I never bend at the waist when getting something out of a low cupboard in my kitchen. I crouch. Twenty years ago, I started cooking in restaurant kitchens, and quickly learned that bending at the waist meant another cook would grab me from behind and dry-hump me. So I started crouching. Clearly, it has stayed with me. At the time it seemed normal, part of the exciting restaurant kitchen culture I was thrilled to be a part of. When other cooks (always male) deliberately brushed their arms again my breasts while passing me order chits or patted my bum as they walked by, I took it as a compliment: I had been accepted into their tribe. Sexual harassment was never on my radar.
As a woman in a male kitchen, I had to prove myself every day.
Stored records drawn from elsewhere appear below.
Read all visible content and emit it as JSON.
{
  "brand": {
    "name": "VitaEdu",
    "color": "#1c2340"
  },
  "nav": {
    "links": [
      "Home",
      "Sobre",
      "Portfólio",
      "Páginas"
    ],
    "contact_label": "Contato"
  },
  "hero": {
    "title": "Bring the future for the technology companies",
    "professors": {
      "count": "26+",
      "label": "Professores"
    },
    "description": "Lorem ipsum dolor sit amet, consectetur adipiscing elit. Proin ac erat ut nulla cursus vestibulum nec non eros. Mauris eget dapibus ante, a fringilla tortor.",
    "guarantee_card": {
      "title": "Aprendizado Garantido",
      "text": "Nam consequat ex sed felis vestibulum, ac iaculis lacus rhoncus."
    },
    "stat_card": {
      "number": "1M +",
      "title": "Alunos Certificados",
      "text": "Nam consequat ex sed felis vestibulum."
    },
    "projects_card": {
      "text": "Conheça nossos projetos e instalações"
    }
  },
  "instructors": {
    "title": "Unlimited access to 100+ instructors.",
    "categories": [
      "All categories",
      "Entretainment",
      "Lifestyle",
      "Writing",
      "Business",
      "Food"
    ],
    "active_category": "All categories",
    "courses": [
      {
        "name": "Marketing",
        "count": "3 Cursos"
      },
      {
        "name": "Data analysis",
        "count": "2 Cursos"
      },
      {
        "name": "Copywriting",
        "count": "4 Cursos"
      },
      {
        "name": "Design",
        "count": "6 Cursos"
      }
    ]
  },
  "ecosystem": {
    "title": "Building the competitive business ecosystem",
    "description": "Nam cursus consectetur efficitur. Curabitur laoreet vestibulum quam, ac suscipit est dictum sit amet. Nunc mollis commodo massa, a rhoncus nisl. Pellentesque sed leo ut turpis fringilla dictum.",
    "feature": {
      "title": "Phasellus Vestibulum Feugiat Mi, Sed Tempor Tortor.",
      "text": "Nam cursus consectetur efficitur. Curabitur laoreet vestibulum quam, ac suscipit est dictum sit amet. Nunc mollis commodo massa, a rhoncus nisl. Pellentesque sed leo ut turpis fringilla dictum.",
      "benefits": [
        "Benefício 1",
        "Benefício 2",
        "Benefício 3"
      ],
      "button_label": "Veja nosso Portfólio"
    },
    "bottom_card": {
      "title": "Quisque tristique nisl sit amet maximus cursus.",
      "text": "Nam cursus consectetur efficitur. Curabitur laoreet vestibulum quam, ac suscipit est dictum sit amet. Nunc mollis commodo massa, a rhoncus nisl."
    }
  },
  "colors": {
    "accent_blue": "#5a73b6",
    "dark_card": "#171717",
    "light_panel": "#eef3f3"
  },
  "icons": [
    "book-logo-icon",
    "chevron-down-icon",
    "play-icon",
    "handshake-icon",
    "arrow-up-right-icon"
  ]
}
The men didn’t think I could debone ducks (too technical), unload the produce order (too heavy) or season sauces (too important). Of course I was anxious to prove them wrong. But I was also 22 and happy to accept all kinds of abuse in the name of “earning my stripes.” At the time I didn’t know any other women in the business, but I saw various forms of corruption at every turn — sommeliers taking cases of wine home, waiters doing lines of coke off the dessert station — so it never occurred to me to think twice about the abuse I experienced every day. The guys who harassed me weren’t evil or malicious; they were just behaving like idiots and no one, myself included, called them on it. I’m a bit sick now about never saying anything. Because let me be clear: This was, and is, so wrong.
And, unfortunately, not a lot has changed in 20 years. This week, the Toronto Star’s Michele Henry reported that pastry chef Kate Burnham has filed an application to Ontario’s Human Rights Tribunal, alleging that she was routinely sexually harassed and abused while working in the kitchen at downtown Toronto restaurant Weslodge. Burnham’s description sounds worse than anything I ever experienced, but it rings true to me. I meet lots of young women cooks who have had similar experiences to mine; they always chalk it up to “doing their time” or “paying their dues.” Shockingly, women in restaurant kitchens continue to be harassed and abused.
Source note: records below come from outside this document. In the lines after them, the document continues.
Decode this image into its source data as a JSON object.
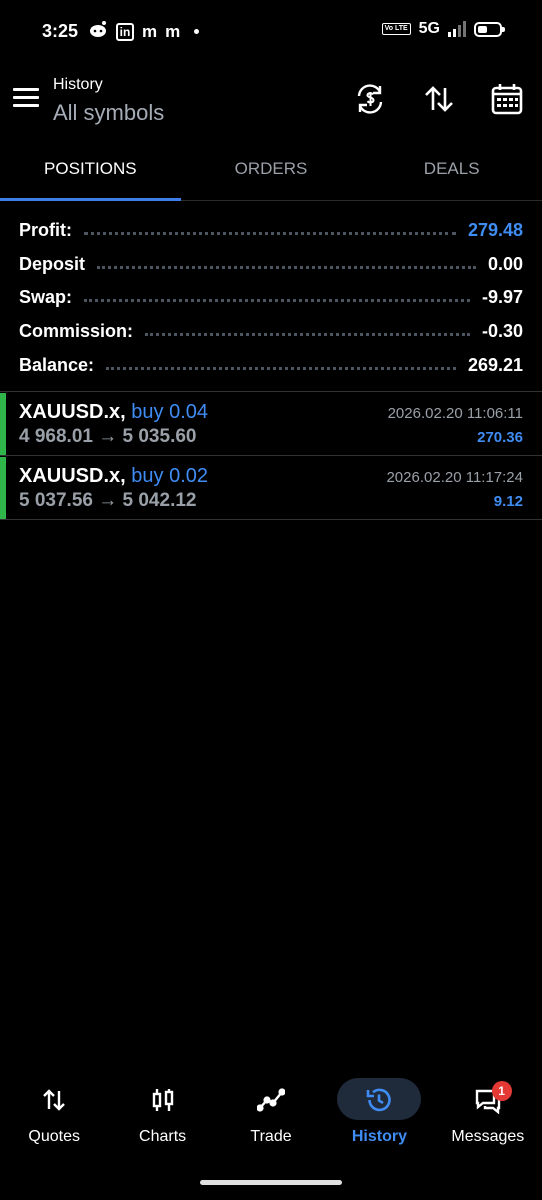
{
  "status_bar": {
    "time": "3:25",
    "left_icons": [
      "reddit-icon",
      "linkedin-icon",
      "m-icon",
      "m-icon"
    ],
    "volte": "Vo LTE",
    "network": "5G",
    "battery_level": 0.45
  },
  "header": {
    "subtitle": "History",
    "title": "All symbols"
  },
  "tabs": [
    {
      "label": "POSITIONS",
      "active": true
    },
    {
      "label": "ORDERS",
      "active": false
    },
    {
      "label": "DEALS",
      "active": false
    }
  ],
  "summary": [
    {
      "label": "Profit:",
      "value": "279.48"
    },
    {
      "label": "Deposit",
      "value": "0.00"
    },
    {
      "label": "Swap:",
      "value": "-9.97"
    },
    {
      "label": "Commission:",
      "value": "-0.30"
    },
    {
      "label": "Balance:",
      "value": "269.21"
    }
  ],
  "positions": [
    {
      "symbol": "XAUUSD.x,",
      "side": "buy 0.04",
      "prices": "4 968.01 → 5 035.60",
      "time": "2026.02.20 11:06:11",
      "profit": "270.36"
    },
    {
      "symbol": "XAUUSD.x,",
      "side": "buy 0.02",
      "prices": "5 037.56 → 5 042.12",
      "time": "2026.02.20 11:17:24",
      "profit": "9.12"
    }
  ],
  "bottom_nav": [
    {
      "label": "Quotes",
      "icon": "sort-arrows-icon"
    },
    {
      "label": "Charts",
      "icon": "candlestick-icon"
    },
    {
      "label": "Trade",
      "icon": "trend-line-icon"
    },
    {
      "label": "History",
      "icon": "history-clock-icon",
      "active": true
    },
    {
      "label": "Messages",
      "icon": "chat-icon",
      "badge": "1"
    }
  ],
  "colors": {
    "accent": "#3f8cf3",
    "buy_bar": "#2fb54a",
    "background": "#000000",
    "muted_text": "#9aa0a8"
  }
}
In 2000, Anthony Bourdain’s Kitchen Confidential exposed the “dark underbelly” of restaurant kitchens, and the public was titillated by his tales of the rough, raw, wild lifestyle of New York cooks and chefs. But since Henry’s piece in The Star came out this weekend, there has been a kind of shocked silence in the industry. The real dark underbelly has been revealed, and no one wants to talk about it. Maybe chefs who have been boasting about their farm-to-table local meat or sustainable seafood are now looking in the mirror and realizing they have been mistreating (or willfully ignoring) the human beings right under their noses.
After my first cooking job, I moved around a lot, got harassed by a lot of co-workers and bosses, then ended up in a great kitchen of strong women in Guelph, Ont., before leaving the industry. I still think back on my restaurant days with affection, but I’m going to go home today and try to learn to bend at the waist.
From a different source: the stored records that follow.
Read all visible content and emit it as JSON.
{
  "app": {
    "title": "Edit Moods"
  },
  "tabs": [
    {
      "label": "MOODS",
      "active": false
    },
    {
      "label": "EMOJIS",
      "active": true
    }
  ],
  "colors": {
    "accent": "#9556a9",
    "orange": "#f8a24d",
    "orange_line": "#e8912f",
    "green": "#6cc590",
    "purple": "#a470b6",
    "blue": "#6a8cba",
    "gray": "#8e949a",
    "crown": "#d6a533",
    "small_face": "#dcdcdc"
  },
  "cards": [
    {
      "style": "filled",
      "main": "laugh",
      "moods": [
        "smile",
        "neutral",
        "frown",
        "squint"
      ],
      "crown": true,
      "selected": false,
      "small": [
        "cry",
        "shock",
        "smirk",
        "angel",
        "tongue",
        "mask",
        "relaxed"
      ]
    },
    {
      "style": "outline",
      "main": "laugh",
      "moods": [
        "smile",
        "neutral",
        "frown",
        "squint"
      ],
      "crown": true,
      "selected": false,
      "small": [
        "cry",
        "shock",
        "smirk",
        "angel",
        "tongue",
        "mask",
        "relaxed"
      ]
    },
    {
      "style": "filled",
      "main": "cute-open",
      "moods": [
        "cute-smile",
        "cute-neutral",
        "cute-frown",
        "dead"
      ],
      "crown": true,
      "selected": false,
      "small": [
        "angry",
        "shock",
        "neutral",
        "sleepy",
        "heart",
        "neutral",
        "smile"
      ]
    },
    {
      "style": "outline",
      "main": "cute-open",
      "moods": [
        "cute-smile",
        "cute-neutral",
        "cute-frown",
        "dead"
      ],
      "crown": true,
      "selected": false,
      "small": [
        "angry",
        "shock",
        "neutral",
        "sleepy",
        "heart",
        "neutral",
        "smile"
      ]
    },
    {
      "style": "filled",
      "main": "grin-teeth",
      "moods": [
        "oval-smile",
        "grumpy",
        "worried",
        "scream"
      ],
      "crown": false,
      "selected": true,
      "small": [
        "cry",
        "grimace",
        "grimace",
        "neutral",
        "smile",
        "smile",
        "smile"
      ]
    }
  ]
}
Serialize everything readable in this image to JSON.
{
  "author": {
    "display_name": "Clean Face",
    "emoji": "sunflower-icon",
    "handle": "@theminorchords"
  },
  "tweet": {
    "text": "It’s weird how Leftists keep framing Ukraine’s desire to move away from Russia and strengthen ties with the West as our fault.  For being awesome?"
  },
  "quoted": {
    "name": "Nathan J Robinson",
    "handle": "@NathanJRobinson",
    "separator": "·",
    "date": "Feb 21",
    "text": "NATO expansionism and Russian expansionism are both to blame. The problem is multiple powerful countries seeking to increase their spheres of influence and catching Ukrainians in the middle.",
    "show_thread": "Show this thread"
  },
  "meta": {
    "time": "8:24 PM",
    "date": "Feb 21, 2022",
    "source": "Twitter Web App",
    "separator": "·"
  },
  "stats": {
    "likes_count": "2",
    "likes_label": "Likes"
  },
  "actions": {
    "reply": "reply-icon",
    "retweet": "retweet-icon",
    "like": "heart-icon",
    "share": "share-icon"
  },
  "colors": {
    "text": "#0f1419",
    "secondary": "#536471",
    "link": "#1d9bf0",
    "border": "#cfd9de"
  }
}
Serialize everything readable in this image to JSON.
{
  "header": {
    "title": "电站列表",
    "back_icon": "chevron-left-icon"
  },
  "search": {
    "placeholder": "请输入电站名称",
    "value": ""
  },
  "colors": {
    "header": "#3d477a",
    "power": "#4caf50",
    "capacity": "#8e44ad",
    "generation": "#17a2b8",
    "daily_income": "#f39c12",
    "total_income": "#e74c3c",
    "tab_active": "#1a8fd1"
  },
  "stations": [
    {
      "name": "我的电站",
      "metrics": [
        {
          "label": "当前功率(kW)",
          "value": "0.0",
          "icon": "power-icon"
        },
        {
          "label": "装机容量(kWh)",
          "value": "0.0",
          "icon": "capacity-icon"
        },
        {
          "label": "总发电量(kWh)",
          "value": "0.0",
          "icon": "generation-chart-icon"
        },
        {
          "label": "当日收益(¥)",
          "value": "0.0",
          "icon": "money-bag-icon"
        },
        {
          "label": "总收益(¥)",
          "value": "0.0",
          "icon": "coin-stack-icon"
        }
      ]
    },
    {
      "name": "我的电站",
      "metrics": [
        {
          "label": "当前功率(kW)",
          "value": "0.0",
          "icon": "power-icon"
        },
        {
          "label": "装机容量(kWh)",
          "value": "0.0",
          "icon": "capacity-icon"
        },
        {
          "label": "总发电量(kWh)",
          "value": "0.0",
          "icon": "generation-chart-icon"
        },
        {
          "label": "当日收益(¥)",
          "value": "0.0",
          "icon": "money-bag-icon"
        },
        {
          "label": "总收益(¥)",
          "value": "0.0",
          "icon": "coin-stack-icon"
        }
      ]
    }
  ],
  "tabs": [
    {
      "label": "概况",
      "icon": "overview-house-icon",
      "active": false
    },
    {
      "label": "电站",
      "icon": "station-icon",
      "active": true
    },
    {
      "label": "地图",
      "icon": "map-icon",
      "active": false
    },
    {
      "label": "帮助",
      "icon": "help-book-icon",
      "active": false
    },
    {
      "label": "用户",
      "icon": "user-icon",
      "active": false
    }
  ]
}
This story is part of #Project97 — a year-long conversation about sexual assault, abuse and harassment. Visit Project97.ca for more details on this collaborative project by Rogers-owned media outlets, and join us on Twitter with the hashtag #Project97.